Code of Conduct of the NZSA


The New Zealand Statistical Association (NZSA) has as its object the encouragement of theoretical and applied statistics in New Zealand.

In general, the public has no ready means of judging the quality of professional service except from the reputation of the provider. Membership of an association of professionals, such as the NZSA, will often be taken by the public as an assurance of ability and integrity. Thus it is essential that the highest standards are maintained by all members of the NZSA whenever they are acting professionally and whatever their level of qualification.

This code aims to provide guidance to members of the NZSA in matters of ethics. It is expressed in aspirational terms as a standard to which all can aim. The NZSA accepts for membership all those with an interest in statistics, and membership in itself does not give any guarantee of ability.
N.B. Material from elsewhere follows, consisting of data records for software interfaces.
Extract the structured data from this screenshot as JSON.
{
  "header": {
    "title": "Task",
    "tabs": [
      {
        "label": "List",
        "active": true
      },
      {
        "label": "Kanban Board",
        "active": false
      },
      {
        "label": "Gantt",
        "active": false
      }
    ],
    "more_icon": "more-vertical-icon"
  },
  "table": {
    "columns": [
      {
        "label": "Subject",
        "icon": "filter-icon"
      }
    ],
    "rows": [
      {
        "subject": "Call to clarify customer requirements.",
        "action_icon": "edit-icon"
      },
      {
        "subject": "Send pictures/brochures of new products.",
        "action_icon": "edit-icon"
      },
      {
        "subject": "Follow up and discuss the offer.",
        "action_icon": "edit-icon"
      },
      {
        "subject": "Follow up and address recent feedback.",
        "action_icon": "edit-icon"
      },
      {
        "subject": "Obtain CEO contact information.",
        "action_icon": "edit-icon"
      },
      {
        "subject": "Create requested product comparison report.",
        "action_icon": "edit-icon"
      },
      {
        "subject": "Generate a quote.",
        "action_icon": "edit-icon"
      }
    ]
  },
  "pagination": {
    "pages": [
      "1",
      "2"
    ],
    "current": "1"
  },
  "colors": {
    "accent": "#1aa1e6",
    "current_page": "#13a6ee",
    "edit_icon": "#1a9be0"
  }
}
The constitutional authority for the ethical code derives from its formal adoption by the NZSA at its Annual General Meeting on 31 August 1995. The NZSA binds itself to observe the principles of the code.


As an aid to understanding, these guidelines have been grouped into the principal duties which all members should endeavour to discharge in pursuing their professional lives.

The Public Interest

  1. Members should ensure that within their chosen fields they have appropriate knowledge and understanding of relevant legislation, regulations and standards and that they comply with such requirements.
  2. Members should in their professional statistical practice have regard to basic human rights and should avoid any actions that adversely affect such rights. Enquiries involving human subjects should, as far as practicable, be based on the freely given informed consent of subjects. The identities of subjects should be kept confidential unless consent for disclosure is explicitly obtained.

Duty to Employers and Clients

  1. Members should carry out work with due care and diligence in accordance with the requirements of the employer or client and should, if their professional judgment is over-ruled, indicate the likely consequences.
  2. Members should not disclose or authorise to be disclosed, or use for personal gain or to benefit a third party, confidential information acquired in the course of professional practice, except with prior written permission of the employer or client, or at the direction of a court of law. In respect of personal information members should observe the provisions of the Privacy Act 1993. Members should seek to avoid being put in a position where they may become privy to, or party to, activities or information concerning activities which would conflict with their responsibilities in 1 and 2 above.
  3. Members should not purport to exercise independent judgment on behalf of a client on any product or service in which they knowingly have any interest, financial or otherwise.
  4. Members should not allow any misleading summary of data to be issued in their name. In particular, a statistical analysis may need to be amplified by a description of the way the data were selected, and the way any apparently erroneous data were corrected or rejected. Explicit statements will generally be needed about the assumptions made when selecting a method of analysis. Views or opinions based on general knowledge or belief should be clearly distinguished from views or opinions derived from the statistical analyses being reported.

Duty to the Profession

  1. Members should uphold the reputation of the profession and seek to improve professional standards through participation in their development and use, and should avoid any action which will adversely affect the good standing of statistics and statisticians.
  2. Members should seek to advance public knowledge and understanding of statistics, and to counter false or misleading statements which are detrimental to the statistical profession.
  3. Members should encourage and support fellow members in their professional development and, where possible, provide opportunities for the development of new entrants to the profession.
  4. Members should act with integrity towards fellow statisticians and to members of other professions with whom they are concerned in a professional capacity, and should avoid engaging in any activity which is incompatible with their professional status. Whilst members of the NZSA are free to engage in controversy, no member should cast doubt on the professional competence of another without good cause.
  5. Members should not make any public statement in their professional capacity unless competent to do so and, where appropriate, authorised to do so. It is not permissible for a member to speak in the name of the NZSA without the authorisation of the Executive Committee of the NZSA.

Professional Competence and Integrity

  1. Members should strive to upgrade their professional knowledge and skill and maintain awareness of technological developments, procedures and standards which are relevant to their field, and should encourage their colleagues to do likewise.
  2. Members should seek to conform to recognised good practice including quality standards which are in their judgment relevant, and should encourage their colleagues to do likewise.
  3. Members should only offer to do work or provide service which is within their professional competence and should not lay claim to any level of competence which they do not possess.
  4. Members should accept professional responsibility for their work and for those under their direction.
  5. The standards of integrity required of a professional statistician should not normally conflict with the interests of a client or employer. Members should aim to avoid any such conflict and clearly advise their client of any such potential or actual conflict. If the conflict cannot be resolved satisfactorily the public interest and professional standards must be paramount.
  6. Members acting in private practice, or acting independently of salaried employment, have the right of disengagement in the face of a dilemma involving professional standards or conscience. They may wish to seek advice and support from the NZSA.
  7. Members in salaried employment who are in serious conflict with their employer over a matter of professional standards or conscience are advised to notify the employer in writing of the contentious circumstances. If they are unable to resolve the conflict to their satisfaction, they may refer the matter to the NZSA, which may be able to advise and to take such action as seems appropriate.